- Hall, Christopher
- University of Guelph
- Start date
- End date
- Fluorescence Polarization Immunoassays (FPIAs) are rapid, accurate and homogeneous. Fluorescent-labeled small molecules rotate rapidly in solution and when bound to larger molecules (i.e. antibodies), the rotation rate is decreased and measurable. FP readers are available in high-throughput-screening (HTS) formats (>50,000 samples/day) or as field portable instruments.
FPIA offers competitive advantages over existing technologies because they are quicker, easier, portable, and inexpensive. Most FP tests can be performed in minutes and are considered to be equivalent or superior in performance to enzyme-linked immunosorbent assays (ELISAs) and high performance liquid chromatography (HPLC).
This study seeks to expand the utility of food/water-borne pathogen/chemical-specific antibodies for rapid, accurate and simple use in both laboratory and field settings by formatting them as fluorescence polarization immunoassays.
- More information
- Expected Impact of Project Outcomes on Food Safety in Ontario:

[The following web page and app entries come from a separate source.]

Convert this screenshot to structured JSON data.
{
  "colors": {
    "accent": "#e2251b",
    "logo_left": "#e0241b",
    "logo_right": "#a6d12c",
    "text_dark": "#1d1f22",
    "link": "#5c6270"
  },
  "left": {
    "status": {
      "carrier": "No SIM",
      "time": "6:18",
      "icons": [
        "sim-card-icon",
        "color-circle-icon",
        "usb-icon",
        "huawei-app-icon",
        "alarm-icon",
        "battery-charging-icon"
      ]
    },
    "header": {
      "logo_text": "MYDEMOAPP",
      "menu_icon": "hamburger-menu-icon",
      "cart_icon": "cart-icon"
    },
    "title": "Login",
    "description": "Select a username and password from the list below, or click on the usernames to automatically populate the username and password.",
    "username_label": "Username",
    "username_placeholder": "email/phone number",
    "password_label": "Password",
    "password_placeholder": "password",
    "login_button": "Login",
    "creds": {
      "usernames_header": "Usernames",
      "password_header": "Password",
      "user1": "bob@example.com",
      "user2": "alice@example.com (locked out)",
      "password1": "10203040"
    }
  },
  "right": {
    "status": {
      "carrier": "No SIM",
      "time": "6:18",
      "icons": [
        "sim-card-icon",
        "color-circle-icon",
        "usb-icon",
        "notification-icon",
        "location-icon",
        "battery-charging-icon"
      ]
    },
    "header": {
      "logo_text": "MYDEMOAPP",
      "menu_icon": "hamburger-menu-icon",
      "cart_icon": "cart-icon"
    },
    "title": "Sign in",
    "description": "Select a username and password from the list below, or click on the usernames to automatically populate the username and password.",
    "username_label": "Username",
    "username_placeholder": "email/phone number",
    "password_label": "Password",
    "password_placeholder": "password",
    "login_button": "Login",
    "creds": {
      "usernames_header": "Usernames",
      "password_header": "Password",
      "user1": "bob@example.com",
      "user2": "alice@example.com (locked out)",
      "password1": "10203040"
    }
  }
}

FPIAs offer competitive advantages over existing technologies because they are rapid, easier, portable, and less expensive to perform. Most FP tests can be performed in seconds to minutes and are considered to be equivalent or superior in performance to Enzyme Linked Immunosorbent Assays (ELISAs) and are much more portable and amenable to high throughput screening than ELISA, HPLC, and GC/MS analysis.
Multiple testing platforms are available. A one-well fluorescence polarization diagnostic instrument has been developed for field use. This instrument is lightweight and portable, with no moving parts and minimal power requirements provided from a laptop computer battery. For high throughput screening (HTS) applications several FP instruments (i.e. the EnVisionTM in our laboratory) can perform up to 50,000 samples per day. This method, based on ease of use and versatility, would be available as an inexpensive and rapid platform technology for adoption and use by the food and water safety network in Ontario.
For more information, please visit the Ontario Ministry of Agriculture, Food & Rural Affairs (OMAFRA) Food Safety Research Program.
- Funding Source
- Ontario Min. of Agriculture Food and Rural Affairs
- Project number
- Natural Toxins
- Bacterial Pathogens
- Chemical Contaminants